But help is on hand from a beautiful stranger, Anna (Charlize Theron), who drifts into town shrouded in mystery. Attracted to Albert’s goodness, she offers to pretend to be his girlfriend to make Louise jealous. When Albert impulsively challenges Foy to a gun fight, Louise teaches him to shoot and the two fall in love. But, as the audience already knows, Anna has a secret. She married the notorious outlaw Clinch Leatherwood (Liam Neeson) when she was ten because she didn’t want to make it to 15 as a spinster. When Clinch discovers their relationship, Albert knows this is one fight he cannot escape.
Under all the poop, diarreha and fart ‘jokes’, the comedy works best with MacFarlane’s quick stand-alone gags that are all in the delivery. When Albert returns home his critical father (Christopher Hagen) barks, ‘You’re late.’

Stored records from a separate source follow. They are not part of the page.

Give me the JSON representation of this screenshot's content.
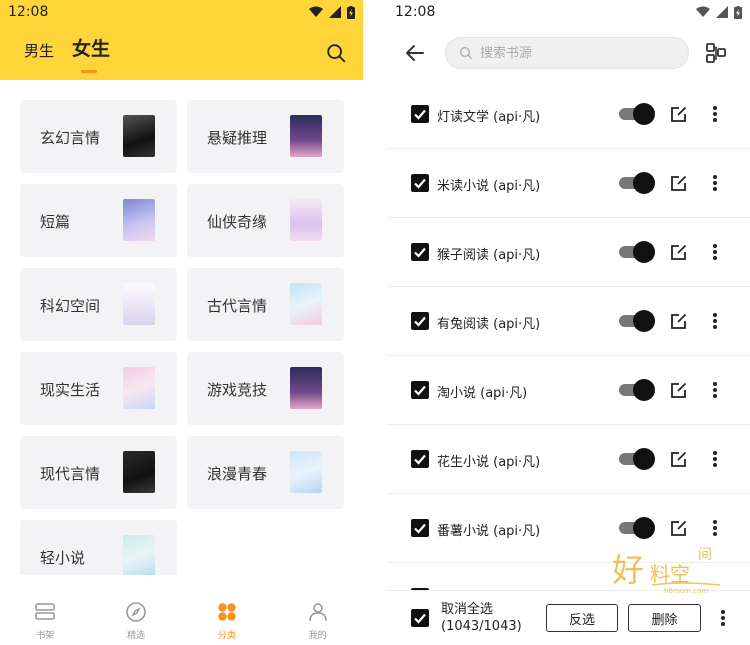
{
  "left": {
    "status": {
      "time": "12:08"
    },
    "tabs": [
      {
        "label": "男生"
      },
      {
        "label": "女生"
      }
    ],
    "categories": [
      {
        "label": "玄幻言情",
        "cover": "#2a2a2a"
      },
      {
        "label": "悬疑推理",
        "cover": "#3a3f6b"
      },
      {
        "label": "短篇",
        "cover": "#b9b6e8"
      },
      {
        "label": "仙侠奇缘",
        "cover": "#e8d4f0"
      },
      {
        "label": "科幻空间",
        "cover": "#f1eef7"
      },
      {
        "label": "古代言情",
        "cover": "#c7e3f2"
      },
      {
        "label": "现实生活",
        "cover": "#f0c8dc"
      },
      {
        "label": "游戏竞技",
        "cover": "#3a3f6b"
      },
      {
        "label": "现代言情",
        "cover": "#1a1a1a"
      },
      {
        "label": "浪漫青春",
        "cover": "#d2e6f4"
      },
      {
        "label": "轻小说",
        "cover": "#cde8e6"
      }
    ],
    "nav": [
      {
        "label": "书架",
        "icon": "bookshelf-icon"
      },
      {
        "label": "精选",
        "icon": "compass-icon"
      },
      {
        "label": "分类",
        "icon": "category-icon"
      },
      {
        "label": "我的",
        "icon": "person-icon"
      }
    ],
    "accent": "#F7931E",
    "header_color": "#FFD53A"
  },
  "right": {
    "status": {
      "time": "12:08"
    },
    "search": {
      "placeholder": "搜索书源"
    },
    "sources": [
      {
        "name": "灯读文学 (api·凡)",
        "checked": true,
        "enabled": true
      },
      {
        "name": "米读小说 (api·凡)",
        "checked": true,
        "enabled": true
      },
      {
        "name": "猴子阅读 (api·凡)",
        "checked": true,
        "enabled": true
      },
      {
        "name": "有兔阅读 (api·凡)",
        "checked": true,
        "enabled": true
      },
      {
        "name": "淘小说 (api·凡)",
        "checked": true,
        "enabled": true
      },
      {
        "name": "花生小说 (api·凡)",
        "checked": true,
        "enabled": true
      },
      {
        "name": "番薯小说 (api·凡)",
        "checked": true,
        "enabled": true
      }
    ],
    "footer": {
      "select_label": "取消全选",
      "select_count": "(1043/1043)",
      "invert_label": "反选",
      "delete_label": "删除"
    }
  },
  "watermark": {
    "text": "好料空间",
    "url": "h6room.com"
  }
}
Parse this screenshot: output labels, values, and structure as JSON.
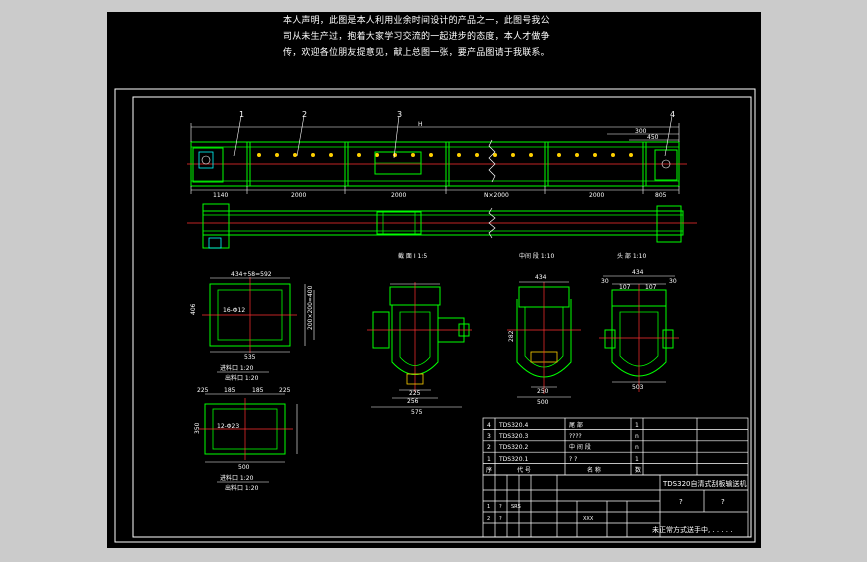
{
  "colors": {
    "background": "#000000",
    "frame": "#ffffff",
    "structure": "#00ff00",
    "centerline": "#ff3030",
    "dimension": "#ffffff",
    "accent": "#00ffff",
    "outer": "#cbcbcb"
  },
  "notes": [
    "本人声明，此图是本人利用业余时间设计的产品之一，此图号我公",
    "司从未生产过，抱着大家学习交流的一起进步的态度，本人才做争",
    "传，欢迎各位朋友提意见，献上总图一张，要产品图请于我联系。"
  ],
  "callouts": [
    "1",
    "2",
    "3",
    "4"
  ],
  "elevation": {
    "total_label": "H",
    "right_dims": [
      "300",
      "450"
    ],
    "bottom_dims": [
      "1140",
      "2000",
      "2000",
      "N×2000",
      "2000",
      "805"
    ]
  },
  "sections": {
    "a": "截 面 I  1:5",
    "b": "中间 段 1:10",
    "c": "头 部 1:10"
  },
  "section_dims": {
    "a_top": "434",
    "a_dims": [
      "225",
      "256",
      "575"
    ],
    "b_top": "434",
    "b_dims": [
      "282",
      "250",
      "500"
    ],
    "c_top": [
      "30",
      "434",
      "30"
    ],
    "c_sub": [
      "107",
      "107"
    ],
    "c_bottom": "503"
  },
  "flanges": {
    "one": {
      "top_dim": "434+58=592",
      "hole_note": "16-Φ12",
      "side_dims": [
        "406",
        "200×200=400"
      ],
      "bottom_dim": "535",
      "title": "进料口 1:20",
      "subtitle": "出料口 1:20"
    },
    "two": {
      "top_dims": [
        "225",
        "185",
        "185",
        "225"
      ],
      "hole_note": "12-Φ23",
      "side_dims": [
        "350"
      ],
      "bottom_dim": "500",
      "title": "进料口 1:20",
      "subtitle": "出料口 1:20"
    }
  },
  "bom": {
    "rows": [
      {
        "no": "4",
        "code": "TDS320.4",
        "name": "尾 部",
        "qty": "1"
      },
      {
        "no": "3",
        "code": "TDS320.3",
        "name": "????",
        "qty": "n"
      },
      {
        "no": "2",
        "code": "TDS320.2",
        "name": "中 间 段",
        "qty": "n"
      },
      {
        "no": "1",
        "code": "TDS320.1",
        "name": "? ?",
        "qty": "1"
      }
    ],
    "footer": [
      "序",
      "代 号",
      "名 称",
      "数"
    ]
  },
  "title_block": {
    "drawing_title": "TDS320自清式刮板输送机",
    "cells": [
      "?",
      "?"
    ],
    "small": [
      "1",
      "?",
      "SRS",
      "2",
      "?",
      "XXX"
    ],
    "company": "未正常方式送手中,  . . . . ."
  }
}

Bemused, Albert retorts: ‘For what?’
The Father, thinking about it: ‘Fair enough.’
MacFarlane and his co-writers include many of the stock character and familiar conflicts in westerns, including a scene in which MacFarlane is captured by angry Indians who help him with Clinch when they learn he speaks their tongue. There’s also the most clichéd sub-plot in the book. Ed (Giovanni Ribisi), the nerdy virgin, is in love with Ruth (Sarah Silverman), the friendly prostitute who won’t sleep with Ed until they are married. Here, this hackneyed joke is prolonged beyond human endurance.
You might also wish to see a lot less of Amanda Seyfried, Liam Neeson and Charlize Theron in what are hardly their finest moments. The fault has to be shared with the director who seems to be directing dramatic actors in stand-up comedy and cannot stage the action sequences. His attempts to mix lame suspense and drama (Clinch slaps Anna across the face) with comedy, (she sticks a flower in his bum) are awkward.
The spot-the-cameo-game (Christopher Lloyd as Doc Brown, Ryan Reynolds as a man killed in the bar and Ewan McGregor as a Cowboy at the local fair) might keep some amused, although many critics had already left when Jamie Foxx appears as Django, a reference to Tarantino’s brilliant revisionist saga, Django Unchained. Foxx wanders into the fair mumbling, ‘Where are all the White chicks’; or at least, that’s what it sounded like.
Joyce Glasser – MT film reviewer